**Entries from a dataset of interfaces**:
--- START ---

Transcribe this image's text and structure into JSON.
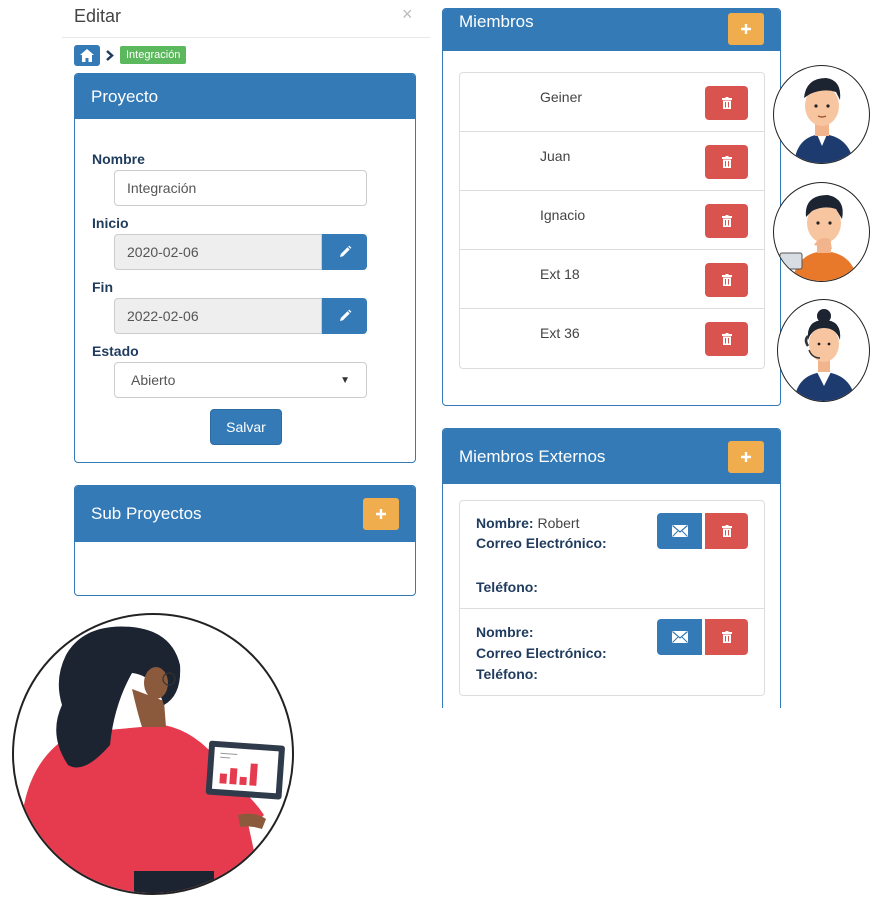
{
  "modal": {
    "title": "Editar",
    "close": "×"
  },
  "breadcrumb": {
    "current": "Integración"
  },
  "proyecto": {
    "title": "Proyecto",
    "nombre_label": "Nombre",
    "nombre_value": "Integración",
    "inicio_label": "Inicio",
    "inicio_value": "2020-02-06",
    "fin_label": "Fin",
    "fin_value": "2022-02-06",
    "estado_label": "Estado",
    "estado_value": "Abierto",
    "save_label": "Salvar"
  },
  "sub_proyectos": {
    "title": "Sub Proyectos"
  },
  "miembros": {
    "title": "Miembros",
    "items": [
      {
        "name": "Geiner"
      },
      {
        "name": "Juan"
      },
      {
        "name": "Ignacio"
      },
      {
        "name": "Ext 18"
      },
      {
        "name": "Ext 36"
      }
    ]
  },
  "miembros_externos": {
    "title": "Miembros Externos",
    "labels": {
      "nombre": "Nombre:",
      "correo": "Correo Electrónico:",
      "telefono": "Teléfono:"
    },
    "items": [
      {
        "nombre": "Robert",
        "correo": "",
        "telefono": ""
      },
      {
        "nombre": "",
        "correo": "",
        "telefono": ""
      }
    ]
  },
  "colors": {
    "primary": "#337ab7",
    "warning": "#f0ad4e",
    "danger": "#d9534f",
    "success": "#5cb85c"
  },
  "icons": {
    "home": "home-icon",
    "chevron": "chevron-right-icon",
    "edit": "pencil-icon",
    "add": "plus-icon",
    "delete": "trash-icon",
    "email": "envelope-icon"
  }
}
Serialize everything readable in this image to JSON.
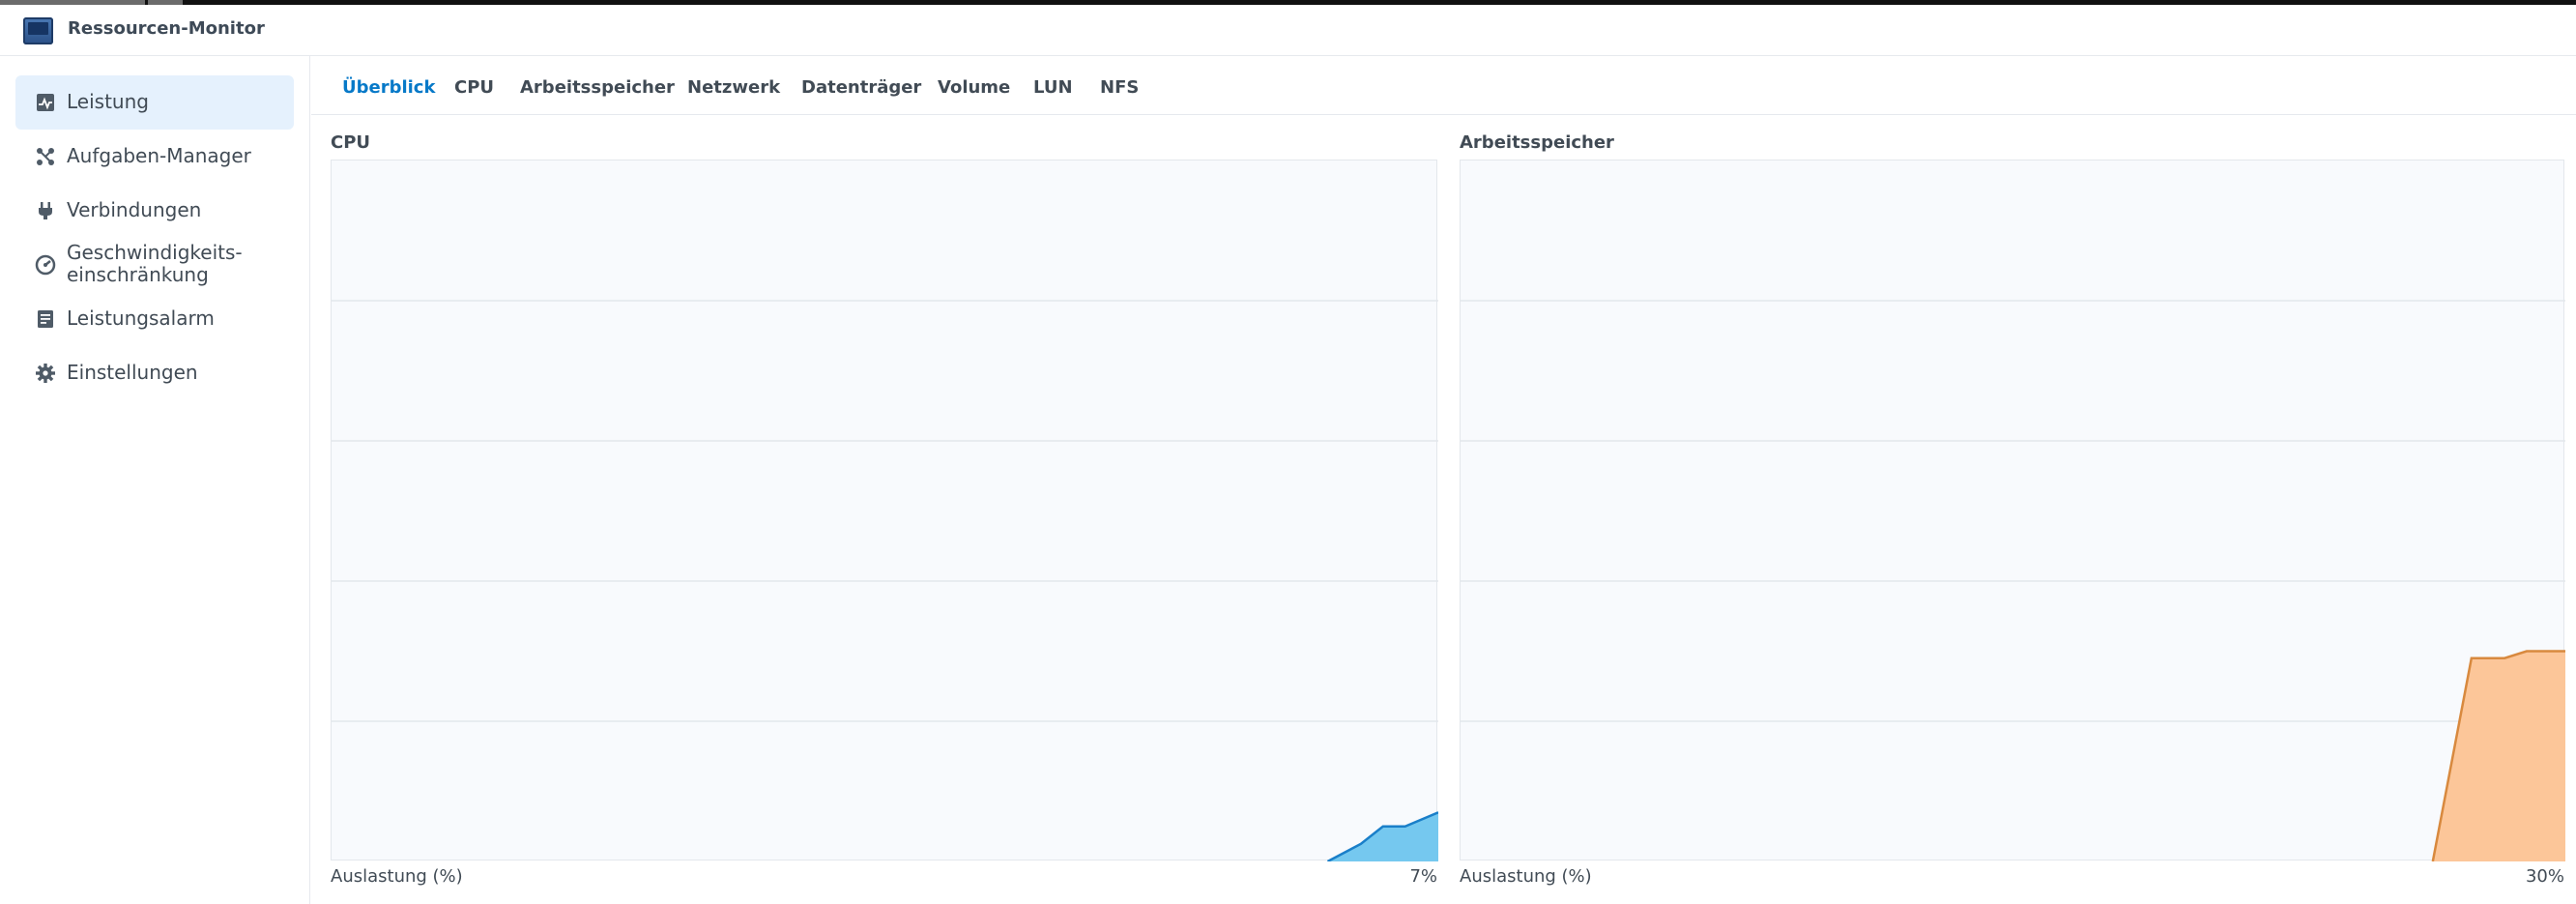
{
  "app": {
    "title": "Ressourcen-Monitor"
  },
  "sidebar": {
    "items": [
      {
        "label": "Leistung",
        "icon": "performance-chart-icon",
        "active": true
      },
      {
        "label": "Aufgaben-Manager",
        "icon": "task-manager-icon",
        "active": false
      },
      {
        "label": "Verbindungen",
        "icon": "plug-icon",
        "active": false
      },
      {
        "label_line1": "Geschwindigkeits-",
        "label_line2": "einschränkung",
        "icon": "speed-gauge-icon",
        "active": false
      },
      {
        "label": "Leistungsalarm",
        "icon": "alarm-list-icon",
        "active": false
      },
      {
        "label": "Einstellungen",
        "icon": "gear-icon",
        "active": false
      }
    ]
  },
  "tabs": [
    {
      "label": "Überblick",
      "active": true
    },
    {
      "label": "CPU"
    },
    {
      "label": "Arbeitsspeicher"
    },
    {
      "label": "Netzwerk"
    },
    {
      "label": "Datenträger"
    },
    {
      "label": "Volume"
    },
    {
      "label": "LUN"
    },
    {
      "label": "NFS"
    }
  ],
  "colors": {
    "accent": "#0779c8",
    "cpu_line": "#1a7fc9",
    "cpu_fill": "#75c8ef",
    "mem_line": "#d8893e",
    "mem_fill": "#fcc699",
    "grid": "#e3e7ec"
  },
  "charts": {
    "cpu": {
      "title": "CPU",
      "footer_label": "Auslastung  (%)",
      "footer_value": "7%"
    },
    "memory": {
      "title": "Arbeitsspeicher",
      "footer_label": "Auslastung  (%)",
      "footer_value": "30%"
    }
  },
  "chart_data": [
    {
      "type": "area",
      "title": "CPU",
      "ylabel": "Auslastung  (%)",
      "ylim": [
        0,
        100
      ],
      "grid": true,
      "x": [
        0,
        89,
        90,
        93,
        95,
        97,
        100
      ],
      "values": [
        0,
        0,
        0,
        2.5,
        5,
        5,
        7
      ]
    },
    {
      "type": "area",
      "title": "Arbeitsspeicher",
      "ylabel": "Auslastung  (%)",
      "ylim": [
        0,
        100
      ],
      "grid": true,
      "x": [
        0,
        88,
        91.5,
        94.5,
        96.5,
        100
      ],
      "values": [
        0,
        0,
        29,
        29,
        30,
        30
      ]
    }
  ]
}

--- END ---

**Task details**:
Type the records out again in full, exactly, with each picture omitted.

**Problem solution**:
Transcribe this image's text and structure into JSON.
{
  "modal": {
    "title": "Editar",
    "close": "×"
  },
  "breadcrumb": {
    "current": "Integración"
  },
  "proyecto": {
    "title": "Proyecto",
    "nombre_label": "Nombre",
    "nombre_value": "Integración",
    "inicio_label": "Inicio",
    "inicio_value": "2020-02-06",
    "fin_label": "Fin",
    "fin_value": "2022-02-06",
    "estado_label": "Estado",
    "estado_value": "Abierto",
    "save_label": "Salvar"
  },
  "sub_proyectos": {
    "title": "Sub Proyectos"
  },
  "miembros": {
    "title": "Miembros",
    "items": [
      {
        "name": "Geiner"
      },
      {
        "name": "Juan"
      },
      {
        "name": "Ignacio"
      },
      {
        "name": "Ext 18"
      },
      {
        "name": "Ext 36"
      }
    ]
  },
  "miembros_externos": {
    "title": "Miembros Externos",
    "labels": {
      "nombre": "Nombre:",
      "correo": "Correo Electrónico:",
      "telefono": "Teléfono:"
    },
    "items": [
      {
        "nombre": "Robert",
        "correo": "",
        "telefono": ""
      },
      {
        "nombre": "",
        "correo": "",
        "telefono": ""
      }
    ]
  },
  "colors": {
    "primary": "#337ab7",
    "warning": "#f0ad4e",
    "danger": "#d9534f",
    "success": "#5cb85c"
  },
  "icons": {
    "home": "home-icon",
    "chevron": "chevron-right-icon",
    "edit": "pencil-icon",
    "add": "plus-icon",
    "delete": "trash-icon",
    "email": "envelope-icon"
  }
}
Serialize everything readable in this image to JSON.
{
  "app": {
    "title": "Ressourcen-Monitor"
  },
  "sidebar": {
    "items": [
      {
        "label": "Leistung",
        "icon": "performance-chart-icon",
        "active": true
      },
      {
        "label": "Aufgaben-Manager",
        "icon": "task-manager-icon",
        "active": false
      },
      {
        "label": "Verbindungen",
        "icon": "plug-icon",
        "active": false
      },
      {
        "label_line1": "Geschwindigkeits-",
        "label_line2": "einschränkung",
        "icon": "speed-gauge-icon",
        "active": false
      },
      {
        "label": "Leistungsalarm",
        "icon": "alarm-list-icon",
        "active": false
      },
      {
        "label": "Einstellungen",
        "icon": "gear-icon",
        "active": false
      }
    ]
  },
  "tabs": [
    {
      "label": "Überblick",
      "active": true
    },
    {
      "label": "CPU"
    },
    {
      "label": "Arbeitsspeicher"
    },
    {
      "label": "Netzwerk"
    },
    {
      "label": "Datenträger"
    },
    {
      "label": "Volume"
    },
    {
      "label": "LUN"
    },
    {
      "label": "NFS"
    }
  ],
  "colors": {
    "accent": "#0779c8",
    "cpu_line": "#1a7fc9",
    "cpu_fill": "#75c8ef",
    "mem_line": "#d8893e",
    "mem_fill": "#fcc699",
    "grid": "#e3e7ec"
  },
  "charts": {
    "cpu": {
      "title": "CPU",
      "footer_label": "Auslastung  (%)",
      "footer_value": "7%"
    },
    "memory": {
      "title": "Arbeitsspeicher",
      "footer_label": "Auslastung  (%)",
      "footer_value": "30%"
    }
  },
  "chart_data": [
    {
      "type": "area",
      "title": "CPU",
      "ylabel": "Auslastung  (%)",
      "ylim": [
        0,
        100
      ],
      "grid": true,
      "x": [
        0,
        89,
        90,
        93,
        95,
        97,
        100
      ],
      "values": [
        0,
        0,
        0,
        2.5,
        5,
        5,
        7
      ]
    },
    {
      "type": "area",
      "title": "Arbeitsspeicher",
      "ylabel": "Auslastung  (%)",
      "ylim": [
        0,
        100
      ],
      "grid": true,
      "x": [
        0,
        88,
        91.5,
        94.5,
        96.5,
        100
      ],
      "values": [
        0,
        0,
        29,
        29,
        30,
        30
      ]
    }
  ]
}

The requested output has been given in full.